A new book takes readers on a tour of the borough through the tales surrounding 50 of its most significant buildings. Written by borough archivist Dr Jonathan Oates and Paul Lang, we have two copies of the book to give away in a competition (see below). First, Dr Oates tells us more about the subject they have researched – and why.
There are many interesting and attractive buildings in the London borough of Ealing. This book gives the stories behind 50 of them. These include public buildings such as Ealing Town Hall, Greenford Hall and Hanwell Library. You can see pictures of five of them in the carousel above.
There are religious buildings, from medieval churches at Perivale and Northolt to 21st Century gurdwaras. Buildings intended as homes include Rochester House and Pitzhanger Manor in Ealing. Businesses such as the former Hoover factory in Perivale and several pubs are also included. There are also a few schools and hospitals as well as a former fire engine station and a rectory. Some of these buildings have been recognised as being first class, but many are of more local interest.
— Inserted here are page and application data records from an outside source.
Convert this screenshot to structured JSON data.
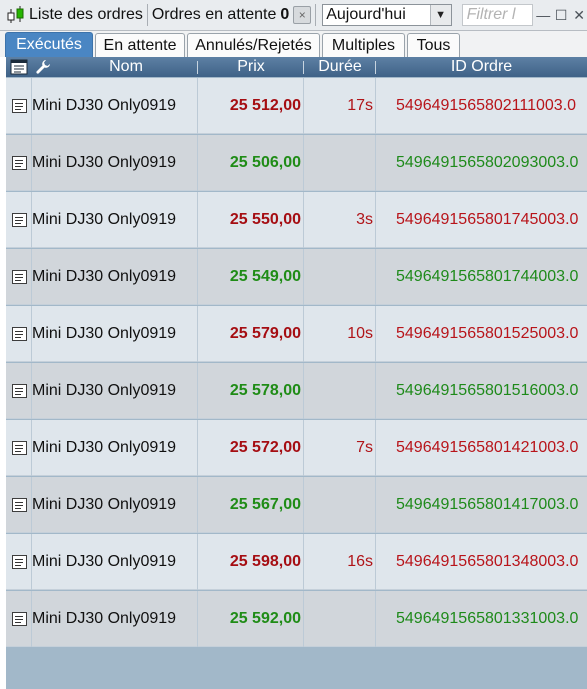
{
  "toolbar": {
    "title": "Liste des ordres",
    "pending_label": "Ordres en attente",
    "pending_count": "0",
    "close_glyph": "×",
    "period_value": "Aujourd'hui",
    "filter_placeholder": "Filtrer l",
    "window_minimize": "—",
    "window_maximize": "☐",
    "window_close": "✕"
  },
  "tabs": [
    {
      "label": "Exécutés",
      "active": true
    },
    {
      "label": "En attente",
      "active": false
    },
    {
      "label": "Annulés/Rejetés",
      "active": false
    },
    {
      "label": "Multiples",
      "active": false
    },
    {
      "label": "Tous",
      "active": false
    }
  ],
  "table": {
    "headers": {
      "name": "Nom",
      "price": "Prix",
      "duration": "Durée",
      "order_id": "ID Ordre"
    },
    "rows": [
      {
        "name": "Mini DJ30 Only0919",
        "price": "25 512,00",
        "duration": "17s",
        "order_id": "5496491565802111003.0",
        "side": "sell"
      },
      {
        "name": "Mini DJ30 Only0919",
        "price": "25 506,00",
        "duration": "",
        "order_id": "5496491565802093003.0",
        "side": "buy"
      },
      {
        "name": "Mini DJ30 Only0919",
        "price": "25 550,00",
        "duration": "3s",
        "order_id": "5496491565801745003.0",
        "side": "sell"
      },
      {
        "name": "Mini DJ30 Only0919",
        "price": "25 549,00",
        "duration": "",
        "order_id": "5496491565801744003.0",
        "side": "buy"
      },
      {
        "name": "Mini DJ30 Only0919",
        "price": "25 579,00",
        "duration": "10s",
        "order_id": "5496491565801525003.0",
        "side": "sell"
      },
      {
        "name": "Mini DJ30 Only0919",
        "price": "25 578,00",
        "duration": "",
        "order_id": "5496491565801516003.0",
        "side": "buy"
      },
      {
        "name": "Mini DJ30 Only0919",
        "price": "25 572,00",
        "duration": "7s",
        "order_id": "5496491565801421003.0",
        "side": "sell"
      },
      {
        "name": "Mini DJ30 Only0919",
        "price": "25 567,00",
        "duration": "",
        "order_id": "5496491565801417003.0",
        "side": "buy"
      },
      {
        "name": "Mini DJ30 Only0919",
        "price": "25 598,00",
        "duration": "16s",
        "order_id": "5496491565801348003.0",
        "side": "sell"
      },
      {
        "name": "Mini DJ30 Only0919",
        "price": "25 592,00",
        "duration": "",
        "order_id": "5496491565801331003.0",
        "side": "buy"
      }
    ]
  },
  "colors": {
    "accent": "#4a86c3",
    "header_bg": "#3f6287",
    "sell_red": "#a50d12",
    "buy_green": "#1f8c16"
  }
}
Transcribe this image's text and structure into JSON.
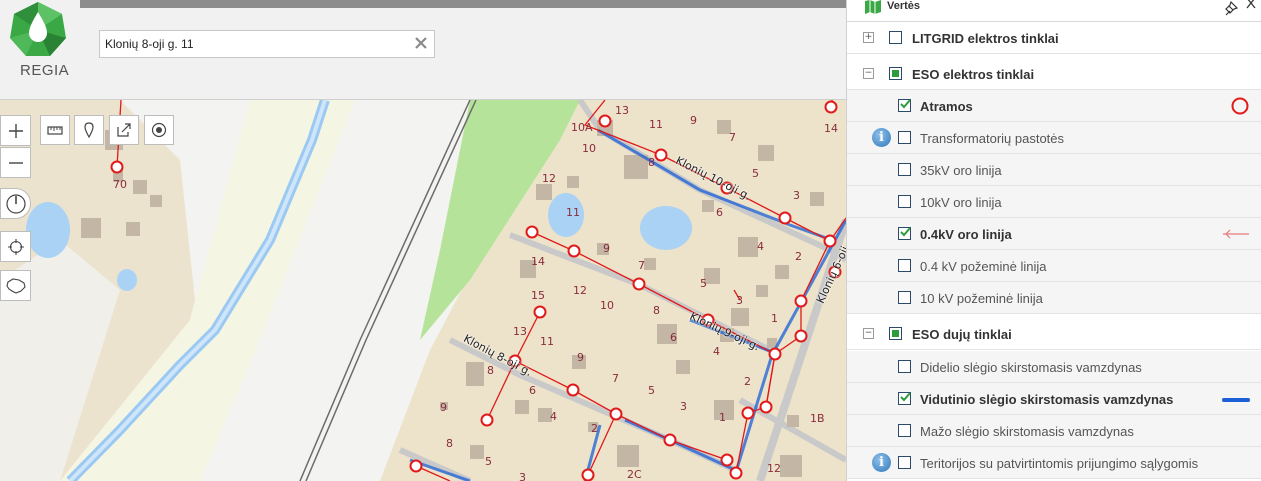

Some of these buildings have been written about previously. There are histories of some of the churches, but for most of these buildings the information is scattered in a variety of different sources. These include contemporary newspapers and directories and architectural guides. This book aims to bring these together in order to provide the reader with details about when a structure was built; if possible the architect and builders and any significant alterations. Owners and changing uses are also noted, as are any important events in the building’s history.
Modern buildings – and some lesser known
Many of these buildings date from the 19th and 20th centuries, when the population of this locality grew considerably. There are a few buildings from earlier centuries, which have survived, usually altered, such as Southall Manor House. This was built in the 16th Century but part of it was demolished for road widening purposes almost a century ago. It is a good example of a building which has had many uses of over the centuries. Another example is the bank on the Mall in central Ealing which began its existence as Ealing Council’s offices before the current town hall was built in 1888.
Not all the buildings we have looked at are well known. One of the oldest can be found in Church Lane, Ealing, among a street of mostly 20th Century dwellings. It is a rare survivor because many of the others fell victim to slum clearance.
Buildings still standing
All the buildings detailed here still exist, though time does not stand still and many will doubtless see changes as the years progress. The number 50 does limit what can be included and I have already been asked why certain buildings are not there. To this I can only answer that choices have to be made and, it is hoped, there is a reasonable selection of different types of building, many of which are prominent and some of which are off the beaten track. Pitzhanger Manor is well known but not all may know that there is another Soane building locally.
For those new to the borough the book serves as an introduction to some of its most interesting buildings and it is hoped that for more established residents there will be something new.
The book is available from local bookshops and online book retailers but also direct from Amberley publishing.
Win a copy of the book
We have two copies of the book Ealing in 50 Buildings to give away to readers, courtesy of the publisher Amberley.
To be in with a chance of being one of the two winners, you must correctly answer the following question and email it to firstname.lastname@example.org with the subject line: History book by 11.59pm on Monday, 2 December 2019. Make sure you use the correct subject line for your email or it may not be considered as having entered the competition.
Question: Which well-known local building, once attended by Charlie Chaplin, used to be a school?
The two winners will be drawn out at random from among the correct entries after the closing date. Only the winners will be contacted to be notified.